Our head of maths has done a piece of work recently on RAG123 that I think I just have to share...
Firstly if you've never heard of RAG123 then look here for my original post on it, and then see here for all the others I've done...
So far with RAG123 I've seen teacher definitions of what R,A,G mean, and what 1, 2, 3 mean, and we've occasionally had a go at doing a student oriented set of descriptors. However it surprises me to admit it but we've never previously asked the students to define it themselves!
With my stepping up to SLT this year I have had the pleasure of welcoming and line managing a new HoD to run the maths department. Simon Preston arrived at our school, inherited RAG123 from me and then he embraced it and used it for a while. Then he had a brainwave that is so obvious I don't know why nobody had thought of it before... He asked the students to define their understanding of all the RAG123 ratings...

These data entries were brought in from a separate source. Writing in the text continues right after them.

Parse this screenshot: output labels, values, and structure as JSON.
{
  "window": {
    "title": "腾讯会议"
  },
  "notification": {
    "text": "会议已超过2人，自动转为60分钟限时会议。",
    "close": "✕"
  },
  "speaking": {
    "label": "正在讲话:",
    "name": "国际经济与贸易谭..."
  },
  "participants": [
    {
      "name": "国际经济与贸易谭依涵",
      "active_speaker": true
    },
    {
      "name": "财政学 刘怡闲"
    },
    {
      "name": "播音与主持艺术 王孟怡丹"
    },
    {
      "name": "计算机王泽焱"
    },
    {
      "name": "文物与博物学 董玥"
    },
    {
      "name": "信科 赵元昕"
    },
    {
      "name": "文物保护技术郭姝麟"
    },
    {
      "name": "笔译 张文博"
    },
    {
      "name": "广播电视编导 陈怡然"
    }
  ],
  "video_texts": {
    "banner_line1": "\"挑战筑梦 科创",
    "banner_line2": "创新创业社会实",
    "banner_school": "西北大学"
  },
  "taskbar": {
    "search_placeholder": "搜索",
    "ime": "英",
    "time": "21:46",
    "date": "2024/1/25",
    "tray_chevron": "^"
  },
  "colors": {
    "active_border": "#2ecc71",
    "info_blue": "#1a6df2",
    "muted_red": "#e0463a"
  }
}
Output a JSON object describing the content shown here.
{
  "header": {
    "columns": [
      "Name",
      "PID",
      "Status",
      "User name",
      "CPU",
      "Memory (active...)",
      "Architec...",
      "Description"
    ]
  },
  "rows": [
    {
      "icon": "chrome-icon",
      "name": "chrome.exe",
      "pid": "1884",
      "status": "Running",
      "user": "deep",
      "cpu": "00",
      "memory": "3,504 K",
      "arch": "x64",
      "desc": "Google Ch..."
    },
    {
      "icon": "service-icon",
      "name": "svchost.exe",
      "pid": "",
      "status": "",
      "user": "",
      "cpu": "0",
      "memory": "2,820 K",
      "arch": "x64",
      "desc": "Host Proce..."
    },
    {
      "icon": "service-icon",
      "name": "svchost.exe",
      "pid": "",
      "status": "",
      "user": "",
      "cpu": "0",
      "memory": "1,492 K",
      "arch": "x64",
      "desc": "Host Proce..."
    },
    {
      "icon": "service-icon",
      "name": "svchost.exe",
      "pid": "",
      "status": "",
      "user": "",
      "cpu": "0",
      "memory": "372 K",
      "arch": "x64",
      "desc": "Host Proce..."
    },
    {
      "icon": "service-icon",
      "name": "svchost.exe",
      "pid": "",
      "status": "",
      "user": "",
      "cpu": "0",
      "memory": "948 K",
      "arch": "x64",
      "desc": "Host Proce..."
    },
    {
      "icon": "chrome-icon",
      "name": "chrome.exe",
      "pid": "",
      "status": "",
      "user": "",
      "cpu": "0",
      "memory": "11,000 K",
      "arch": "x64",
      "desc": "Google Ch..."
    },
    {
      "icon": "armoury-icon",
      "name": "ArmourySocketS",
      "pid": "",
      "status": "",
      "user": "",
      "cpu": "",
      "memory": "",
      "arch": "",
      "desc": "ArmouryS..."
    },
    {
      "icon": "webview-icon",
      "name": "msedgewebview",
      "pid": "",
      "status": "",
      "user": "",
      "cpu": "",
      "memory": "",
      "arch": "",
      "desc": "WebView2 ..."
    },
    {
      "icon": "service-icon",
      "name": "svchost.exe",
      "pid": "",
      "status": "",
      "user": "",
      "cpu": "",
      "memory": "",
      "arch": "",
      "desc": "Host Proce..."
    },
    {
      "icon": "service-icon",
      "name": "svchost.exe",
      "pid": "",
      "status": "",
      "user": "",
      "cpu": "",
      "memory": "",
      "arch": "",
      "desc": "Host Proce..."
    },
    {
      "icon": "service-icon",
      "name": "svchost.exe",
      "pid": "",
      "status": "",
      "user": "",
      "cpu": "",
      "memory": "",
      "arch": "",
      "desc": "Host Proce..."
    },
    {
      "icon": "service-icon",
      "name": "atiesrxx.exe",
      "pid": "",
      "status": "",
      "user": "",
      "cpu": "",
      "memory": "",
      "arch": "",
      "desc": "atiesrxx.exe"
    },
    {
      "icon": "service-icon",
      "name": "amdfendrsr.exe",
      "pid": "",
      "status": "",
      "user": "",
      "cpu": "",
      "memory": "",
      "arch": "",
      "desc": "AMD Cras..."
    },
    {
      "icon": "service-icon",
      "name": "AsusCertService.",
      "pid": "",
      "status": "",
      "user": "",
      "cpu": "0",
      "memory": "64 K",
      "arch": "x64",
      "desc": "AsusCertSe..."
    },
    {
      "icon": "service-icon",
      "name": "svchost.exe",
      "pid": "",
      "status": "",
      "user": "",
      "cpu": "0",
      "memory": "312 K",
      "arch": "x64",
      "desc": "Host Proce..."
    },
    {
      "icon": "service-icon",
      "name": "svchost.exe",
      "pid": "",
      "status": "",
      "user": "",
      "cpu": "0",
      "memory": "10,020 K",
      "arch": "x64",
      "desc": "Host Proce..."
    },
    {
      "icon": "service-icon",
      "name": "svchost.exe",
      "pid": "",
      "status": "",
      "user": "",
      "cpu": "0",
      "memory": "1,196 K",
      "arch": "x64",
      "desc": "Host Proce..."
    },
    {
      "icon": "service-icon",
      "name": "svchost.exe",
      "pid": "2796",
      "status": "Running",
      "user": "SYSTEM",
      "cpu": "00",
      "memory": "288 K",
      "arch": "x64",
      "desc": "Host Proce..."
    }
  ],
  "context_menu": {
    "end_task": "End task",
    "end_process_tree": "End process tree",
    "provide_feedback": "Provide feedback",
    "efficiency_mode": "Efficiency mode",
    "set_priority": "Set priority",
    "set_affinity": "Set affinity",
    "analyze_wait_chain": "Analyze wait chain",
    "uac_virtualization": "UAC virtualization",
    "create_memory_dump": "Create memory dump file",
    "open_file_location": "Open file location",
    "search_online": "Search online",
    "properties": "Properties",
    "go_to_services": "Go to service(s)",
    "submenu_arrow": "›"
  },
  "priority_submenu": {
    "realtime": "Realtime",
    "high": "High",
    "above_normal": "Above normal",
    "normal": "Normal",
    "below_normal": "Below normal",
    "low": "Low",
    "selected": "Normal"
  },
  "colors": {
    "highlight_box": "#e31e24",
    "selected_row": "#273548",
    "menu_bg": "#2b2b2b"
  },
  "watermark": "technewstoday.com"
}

Simon did this by issuing a sheet like the one below and asked the students to fill in the boxes with a description of what types of work or attitudes warranted each rating. Notably he didn't just ask them to define R, A, G and then 1, 2, 3, but he got them to define all 9 combinations of letters and numbers.
What did the students say?

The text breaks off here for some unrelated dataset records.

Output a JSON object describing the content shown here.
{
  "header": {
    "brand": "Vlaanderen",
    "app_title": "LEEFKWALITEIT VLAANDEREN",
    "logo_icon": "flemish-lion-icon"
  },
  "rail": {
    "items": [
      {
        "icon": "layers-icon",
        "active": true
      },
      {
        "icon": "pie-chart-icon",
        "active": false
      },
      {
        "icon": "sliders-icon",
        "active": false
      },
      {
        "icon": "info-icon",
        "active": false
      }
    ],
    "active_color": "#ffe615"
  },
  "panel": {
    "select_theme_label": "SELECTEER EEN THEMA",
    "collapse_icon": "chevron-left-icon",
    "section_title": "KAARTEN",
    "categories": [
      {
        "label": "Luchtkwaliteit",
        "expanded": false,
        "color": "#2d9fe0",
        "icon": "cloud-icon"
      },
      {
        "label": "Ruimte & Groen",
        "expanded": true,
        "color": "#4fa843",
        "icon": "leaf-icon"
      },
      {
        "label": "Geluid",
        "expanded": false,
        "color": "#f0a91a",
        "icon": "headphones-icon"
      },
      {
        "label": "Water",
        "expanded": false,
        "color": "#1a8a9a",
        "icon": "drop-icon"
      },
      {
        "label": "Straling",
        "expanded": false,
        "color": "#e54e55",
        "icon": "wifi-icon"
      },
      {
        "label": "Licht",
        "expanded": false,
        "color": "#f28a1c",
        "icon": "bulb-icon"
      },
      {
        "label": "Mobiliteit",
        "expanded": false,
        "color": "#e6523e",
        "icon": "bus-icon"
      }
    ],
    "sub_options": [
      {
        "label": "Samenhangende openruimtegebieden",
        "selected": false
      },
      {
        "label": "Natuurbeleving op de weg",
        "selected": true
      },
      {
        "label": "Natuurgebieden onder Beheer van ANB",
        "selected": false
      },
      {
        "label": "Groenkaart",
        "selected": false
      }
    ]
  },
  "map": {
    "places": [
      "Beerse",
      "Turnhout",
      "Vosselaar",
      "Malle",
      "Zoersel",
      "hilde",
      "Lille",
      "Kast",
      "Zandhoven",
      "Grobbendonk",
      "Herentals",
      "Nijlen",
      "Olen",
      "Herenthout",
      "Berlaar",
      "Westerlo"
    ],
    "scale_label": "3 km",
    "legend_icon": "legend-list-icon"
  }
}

I have been fascinated by the responses that the students gave. Having collated their inputs and drawn together the common themes Simon has compiled the following grid, which for me now seems to be the definitive RAG123 rating grid.

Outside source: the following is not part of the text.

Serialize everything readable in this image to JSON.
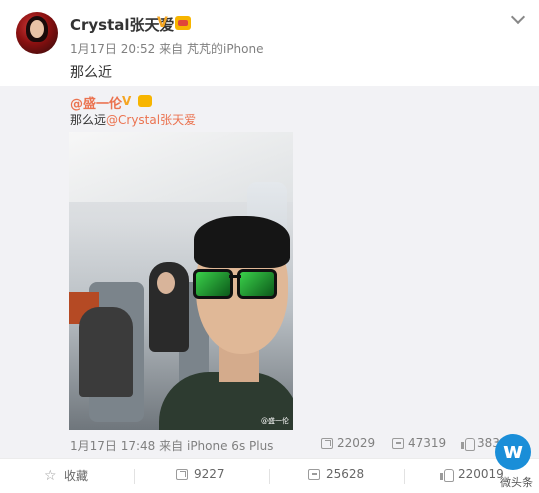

I think the nuance that the students have highlighted between R2 and R3 in the root cause for the low effort is really interesting. Also like the A1 "just enough". Overall I am really pleased by the clear linkage between effort and understanding. It all comes back to the basic position where students on 3 for understanding need clear input from the teacher to move them, and those on R for effort also need a decision from the student to improve.
Also this week we held a parent information evening for our yr 11 students where we were briefing them on revision techniques and ideas to improve home-school partnerships. This RAG123 grid was shared with parents and students in this session. We suggested that parents could work with students to RAG123 their revision processes at home in order to help figure out whether a session was effective or not. This was really well received and we have had several positive comments from parents about this giving them the tools to help review progress with revision, particularly in subjects that they have no expertise in.
Have you done something similar?
The idea of asking the students is so obvious I'm amazed I or someone else haven't already done it - does anyone else have a similar student perspective on RAG123? If you have I'd be really keen to see it.
Once again - if you've not tried RAG123 you don't know what you're missing in terms of building linkage between marking and planning, building dialogue with students and the promoting growth mindset type linkages between effort and progress. Give it a try and let me know how it goes!